During law school, my husband often talked about the hangover that would strike after the extreme stress and pressure of preparing for exams. You focus, you strain, you concentrate so hard, and once the exams are over, you find yourself still buzzing from all of the exertion, with nowhere to put your energy. Once the relief passes, something else sets in – a feeling of anti-climax, maybe even something like depression.
Today, the day after my much-anticipated (and dreaded) colonoscopy and upper endoscopy (and accompanying good results), I found myself similarly hungover. Yesterday, I pigged out and napped, and spent most of the evening in a daze. Today, it was back to work, and once the relief of my clean scopes lifted, I realized I was left with a renewed anger about the fact that this cycle will never end, that I will be forever poked and prodded, screened and scanned, at regular intervals, as long as I am lucky enough to be alive. I hate that this is what my life has become.

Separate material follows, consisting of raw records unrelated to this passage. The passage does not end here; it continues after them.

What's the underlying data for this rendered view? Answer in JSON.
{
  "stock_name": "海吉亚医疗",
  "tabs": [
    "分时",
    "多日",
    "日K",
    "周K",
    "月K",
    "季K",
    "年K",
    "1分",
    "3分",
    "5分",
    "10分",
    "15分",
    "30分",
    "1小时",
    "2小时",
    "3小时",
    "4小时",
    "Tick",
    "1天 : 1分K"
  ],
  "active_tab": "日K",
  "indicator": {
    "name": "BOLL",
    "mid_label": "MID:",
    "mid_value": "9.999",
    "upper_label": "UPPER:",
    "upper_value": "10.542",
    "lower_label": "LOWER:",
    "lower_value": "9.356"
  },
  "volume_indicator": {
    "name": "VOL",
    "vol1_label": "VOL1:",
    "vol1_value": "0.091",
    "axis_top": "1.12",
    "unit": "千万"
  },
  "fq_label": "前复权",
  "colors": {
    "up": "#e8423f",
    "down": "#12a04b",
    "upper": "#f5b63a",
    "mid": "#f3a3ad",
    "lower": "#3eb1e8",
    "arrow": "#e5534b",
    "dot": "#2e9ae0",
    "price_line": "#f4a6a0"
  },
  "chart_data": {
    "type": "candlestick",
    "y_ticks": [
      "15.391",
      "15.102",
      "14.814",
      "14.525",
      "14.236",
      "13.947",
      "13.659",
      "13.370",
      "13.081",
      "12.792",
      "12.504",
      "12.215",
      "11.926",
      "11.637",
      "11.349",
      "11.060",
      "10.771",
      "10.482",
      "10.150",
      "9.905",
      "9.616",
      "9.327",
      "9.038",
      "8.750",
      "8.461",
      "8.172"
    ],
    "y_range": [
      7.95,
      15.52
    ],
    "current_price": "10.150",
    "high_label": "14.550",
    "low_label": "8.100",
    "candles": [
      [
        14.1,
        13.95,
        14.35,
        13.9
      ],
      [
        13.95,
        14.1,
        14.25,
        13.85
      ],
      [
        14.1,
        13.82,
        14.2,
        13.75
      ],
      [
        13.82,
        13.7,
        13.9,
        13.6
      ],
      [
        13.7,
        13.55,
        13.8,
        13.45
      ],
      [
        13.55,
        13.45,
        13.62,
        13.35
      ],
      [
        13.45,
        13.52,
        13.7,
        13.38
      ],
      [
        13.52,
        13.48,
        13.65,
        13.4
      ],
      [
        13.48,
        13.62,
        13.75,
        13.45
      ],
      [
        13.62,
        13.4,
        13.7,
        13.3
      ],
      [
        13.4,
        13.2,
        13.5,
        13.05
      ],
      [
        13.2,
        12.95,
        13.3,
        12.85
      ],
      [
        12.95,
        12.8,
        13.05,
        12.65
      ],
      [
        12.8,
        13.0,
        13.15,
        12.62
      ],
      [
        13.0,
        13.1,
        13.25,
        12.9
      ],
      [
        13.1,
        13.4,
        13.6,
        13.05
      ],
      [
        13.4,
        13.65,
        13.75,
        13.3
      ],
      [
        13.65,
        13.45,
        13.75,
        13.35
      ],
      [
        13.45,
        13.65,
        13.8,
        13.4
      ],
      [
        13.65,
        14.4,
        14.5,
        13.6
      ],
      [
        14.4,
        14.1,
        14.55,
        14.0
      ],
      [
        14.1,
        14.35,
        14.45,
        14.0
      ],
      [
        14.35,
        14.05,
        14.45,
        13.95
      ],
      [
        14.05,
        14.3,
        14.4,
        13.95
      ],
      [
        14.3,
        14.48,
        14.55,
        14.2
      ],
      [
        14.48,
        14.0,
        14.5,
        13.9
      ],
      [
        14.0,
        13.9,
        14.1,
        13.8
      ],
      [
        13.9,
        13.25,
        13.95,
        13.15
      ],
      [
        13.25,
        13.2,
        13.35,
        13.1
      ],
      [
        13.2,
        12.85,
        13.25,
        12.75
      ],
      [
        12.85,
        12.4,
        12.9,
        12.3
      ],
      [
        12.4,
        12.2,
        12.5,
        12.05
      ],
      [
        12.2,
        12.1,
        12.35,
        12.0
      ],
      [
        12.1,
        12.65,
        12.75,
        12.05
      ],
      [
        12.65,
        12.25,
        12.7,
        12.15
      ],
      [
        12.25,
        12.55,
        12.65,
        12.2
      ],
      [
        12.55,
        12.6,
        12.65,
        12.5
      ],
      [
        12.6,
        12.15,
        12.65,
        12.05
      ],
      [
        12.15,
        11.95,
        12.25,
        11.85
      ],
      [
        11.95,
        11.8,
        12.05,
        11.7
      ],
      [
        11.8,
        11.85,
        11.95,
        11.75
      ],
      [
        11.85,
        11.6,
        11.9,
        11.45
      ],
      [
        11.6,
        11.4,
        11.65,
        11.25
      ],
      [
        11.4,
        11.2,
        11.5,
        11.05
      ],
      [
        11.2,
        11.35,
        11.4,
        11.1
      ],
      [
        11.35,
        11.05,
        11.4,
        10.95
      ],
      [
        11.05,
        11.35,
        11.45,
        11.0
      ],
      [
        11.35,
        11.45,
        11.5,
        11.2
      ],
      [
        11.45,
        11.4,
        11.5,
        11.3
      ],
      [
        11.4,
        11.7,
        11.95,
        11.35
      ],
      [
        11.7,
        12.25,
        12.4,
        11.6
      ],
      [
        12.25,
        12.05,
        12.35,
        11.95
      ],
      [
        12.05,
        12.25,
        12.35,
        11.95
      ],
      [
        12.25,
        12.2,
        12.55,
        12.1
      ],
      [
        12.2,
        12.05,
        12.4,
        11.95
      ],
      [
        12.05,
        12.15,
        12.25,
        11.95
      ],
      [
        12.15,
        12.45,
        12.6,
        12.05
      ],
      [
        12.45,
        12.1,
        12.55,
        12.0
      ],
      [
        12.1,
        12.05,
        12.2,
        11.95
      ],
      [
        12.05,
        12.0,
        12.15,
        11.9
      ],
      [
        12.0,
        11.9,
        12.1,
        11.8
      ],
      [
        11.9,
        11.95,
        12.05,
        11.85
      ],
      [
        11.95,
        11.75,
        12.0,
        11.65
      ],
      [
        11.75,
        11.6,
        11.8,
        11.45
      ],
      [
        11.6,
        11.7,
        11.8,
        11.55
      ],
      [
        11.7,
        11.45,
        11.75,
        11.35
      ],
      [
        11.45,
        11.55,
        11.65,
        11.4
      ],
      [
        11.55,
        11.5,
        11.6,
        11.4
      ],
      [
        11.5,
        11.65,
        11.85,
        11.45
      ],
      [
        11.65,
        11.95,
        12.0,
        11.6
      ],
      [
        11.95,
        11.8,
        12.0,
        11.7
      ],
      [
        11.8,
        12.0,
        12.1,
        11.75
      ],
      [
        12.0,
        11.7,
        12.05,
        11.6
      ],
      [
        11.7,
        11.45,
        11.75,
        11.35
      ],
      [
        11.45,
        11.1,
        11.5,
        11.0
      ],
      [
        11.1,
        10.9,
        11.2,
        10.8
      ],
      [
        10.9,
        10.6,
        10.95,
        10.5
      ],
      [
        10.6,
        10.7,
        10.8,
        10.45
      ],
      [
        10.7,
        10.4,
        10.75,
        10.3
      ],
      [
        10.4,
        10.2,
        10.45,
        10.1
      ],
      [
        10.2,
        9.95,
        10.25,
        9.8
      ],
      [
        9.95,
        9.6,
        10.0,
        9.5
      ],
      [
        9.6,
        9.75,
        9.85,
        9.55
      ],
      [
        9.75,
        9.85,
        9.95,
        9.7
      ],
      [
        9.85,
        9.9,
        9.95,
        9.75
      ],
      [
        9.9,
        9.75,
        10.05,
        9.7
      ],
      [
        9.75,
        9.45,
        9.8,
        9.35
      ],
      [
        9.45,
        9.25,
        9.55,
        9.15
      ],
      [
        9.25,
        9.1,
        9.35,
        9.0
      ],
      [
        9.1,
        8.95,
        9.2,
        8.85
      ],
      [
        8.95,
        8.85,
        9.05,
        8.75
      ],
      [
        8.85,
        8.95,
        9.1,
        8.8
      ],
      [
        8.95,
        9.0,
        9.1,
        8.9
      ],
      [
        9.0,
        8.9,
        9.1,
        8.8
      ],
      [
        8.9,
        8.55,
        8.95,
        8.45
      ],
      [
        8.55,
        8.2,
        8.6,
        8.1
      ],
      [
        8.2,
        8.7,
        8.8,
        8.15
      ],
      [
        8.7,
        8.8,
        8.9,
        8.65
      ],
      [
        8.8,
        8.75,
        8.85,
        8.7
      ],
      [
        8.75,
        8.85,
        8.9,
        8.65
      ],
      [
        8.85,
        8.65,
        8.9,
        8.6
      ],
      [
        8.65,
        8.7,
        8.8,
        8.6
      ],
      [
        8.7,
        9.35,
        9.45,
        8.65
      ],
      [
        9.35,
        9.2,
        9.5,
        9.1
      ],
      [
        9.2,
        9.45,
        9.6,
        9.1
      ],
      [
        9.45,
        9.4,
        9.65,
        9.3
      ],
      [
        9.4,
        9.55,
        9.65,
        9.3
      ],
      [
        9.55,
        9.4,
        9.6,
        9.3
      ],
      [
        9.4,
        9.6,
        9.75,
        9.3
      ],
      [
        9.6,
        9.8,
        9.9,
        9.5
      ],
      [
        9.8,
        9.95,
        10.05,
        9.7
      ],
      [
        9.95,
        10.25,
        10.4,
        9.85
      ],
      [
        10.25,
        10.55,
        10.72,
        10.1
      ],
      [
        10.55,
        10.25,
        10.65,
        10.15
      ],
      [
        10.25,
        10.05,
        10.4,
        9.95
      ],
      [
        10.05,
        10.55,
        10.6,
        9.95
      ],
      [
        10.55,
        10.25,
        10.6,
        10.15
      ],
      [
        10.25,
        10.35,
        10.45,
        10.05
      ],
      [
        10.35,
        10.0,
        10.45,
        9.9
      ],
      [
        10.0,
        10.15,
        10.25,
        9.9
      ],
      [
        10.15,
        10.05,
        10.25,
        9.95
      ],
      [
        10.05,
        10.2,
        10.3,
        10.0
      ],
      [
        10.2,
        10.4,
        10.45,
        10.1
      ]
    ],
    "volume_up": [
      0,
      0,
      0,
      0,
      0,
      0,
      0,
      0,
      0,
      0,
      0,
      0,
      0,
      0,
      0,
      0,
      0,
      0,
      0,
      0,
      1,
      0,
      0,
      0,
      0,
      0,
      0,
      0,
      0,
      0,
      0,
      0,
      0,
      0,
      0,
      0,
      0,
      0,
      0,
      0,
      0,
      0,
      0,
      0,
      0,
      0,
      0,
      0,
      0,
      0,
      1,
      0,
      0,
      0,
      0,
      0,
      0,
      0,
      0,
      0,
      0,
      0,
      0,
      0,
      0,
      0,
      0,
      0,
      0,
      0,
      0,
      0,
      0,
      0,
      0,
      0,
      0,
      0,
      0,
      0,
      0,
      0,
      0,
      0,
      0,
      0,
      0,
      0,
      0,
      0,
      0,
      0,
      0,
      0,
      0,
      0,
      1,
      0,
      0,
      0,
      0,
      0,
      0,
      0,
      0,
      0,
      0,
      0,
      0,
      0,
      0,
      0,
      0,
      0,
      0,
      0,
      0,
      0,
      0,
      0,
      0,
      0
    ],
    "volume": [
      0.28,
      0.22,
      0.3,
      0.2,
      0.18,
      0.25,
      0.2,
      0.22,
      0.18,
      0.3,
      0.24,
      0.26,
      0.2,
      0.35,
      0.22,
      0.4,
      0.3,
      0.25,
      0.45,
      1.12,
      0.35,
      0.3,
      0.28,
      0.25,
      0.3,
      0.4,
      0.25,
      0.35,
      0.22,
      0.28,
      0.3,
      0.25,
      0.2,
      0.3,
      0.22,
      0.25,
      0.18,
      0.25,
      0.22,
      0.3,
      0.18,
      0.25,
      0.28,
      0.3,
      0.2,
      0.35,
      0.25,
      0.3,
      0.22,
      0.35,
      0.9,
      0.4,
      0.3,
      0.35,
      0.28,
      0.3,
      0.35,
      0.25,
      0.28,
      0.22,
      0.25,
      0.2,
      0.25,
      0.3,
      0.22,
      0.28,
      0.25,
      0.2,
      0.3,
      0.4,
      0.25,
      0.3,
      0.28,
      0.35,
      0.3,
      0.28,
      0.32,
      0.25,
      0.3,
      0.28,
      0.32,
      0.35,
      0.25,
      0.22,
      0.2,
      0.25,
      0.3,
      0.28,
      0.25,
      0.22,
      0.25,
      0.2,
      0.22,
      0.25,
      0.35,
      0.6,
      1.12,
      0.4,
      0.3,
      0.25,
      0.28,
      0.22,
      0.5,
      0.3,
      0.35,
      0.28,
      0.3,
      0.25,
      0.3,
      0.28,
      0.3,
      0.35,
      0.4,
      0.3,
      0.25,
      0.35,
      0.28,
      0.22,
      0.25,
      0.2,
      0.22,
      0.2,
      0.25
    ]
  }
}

It occurred to me by mid-afternoon that I needed to run tonight. By the time I got home, walked the dog and changed into my running clothes, darkness was settling in. The days are getting shorter, and I haven’t done much evening running here in the suburbs. I used to run in the city at night all the time, bathed in street lights, dodging cars, other runners, pedestrians. Even at night, there was always a certain brightness.
Here, in “the country,” it’s a different story. The wonderful paths that circle all through the nearby parks and along the Cooper River are not, I discovered this evening, illuminated. I set out shortly after 6:30, desperate to blow out the strong emotions roiling inside of me, not thinking about the gathering darkness. About ten minutes into my run, I was enveloped.
I saw only two other people along the mile-plus stretch before coming to a major, well-lit intersection. It felt a little bit dangerous, mainly because I couldn’t see the ground, and the added instability of my always-testy feet, which were extra-cranky after extensive walking in a new pair of boots earlier in the day. But I didn’t care. This run felt urgent, and the new, loud and largely unfamiliar music that I loaded onto my iPod last night crashed through my head and pushed me along.
Once I turned south and headed into Haddonfield, I realized something unsettling: when figures appeared before me in my path, it was impossible to tell if they were receding, or coming toward me. Eventually, the shapes would either pull off into the distance, or reach me, and pass by. This optical illusion made me feel even unsteadier, unnerved me as I pounded through the darkness.
It occurred to me then that this sense of confusion, of disorientation, of not knowing whether something is encroaching on me, or pulling away, is an inescapable part of my life now. It’s beyond mere survivorship; it is unique, I am guessing, to those of us who know that our genes will likely at some point betray us again, and foist cancer back into the foreground.
After my scopes yesterday, and the positive report from the GI doctor, there was relief, a sense that I had won this round. There was the small matter of my appendix appearing reversed, and the CT scan she wanted me to have to follow-up, but in the moment, in my Twilight-induced haze, it didn’t concern me. But this evening, when I came home to a voice message from a robotic voice reminding me about my radiology appointment tomorrow morning at 9:45 (Excuse me? No one called to schedule me for a CT tomorrow…), I felt the shadowy figure – cancer – stirring and moving toward me once again.
From one moment to the next, I cannot tell if I am one step ahead of this demon, or destined for a head-on collision.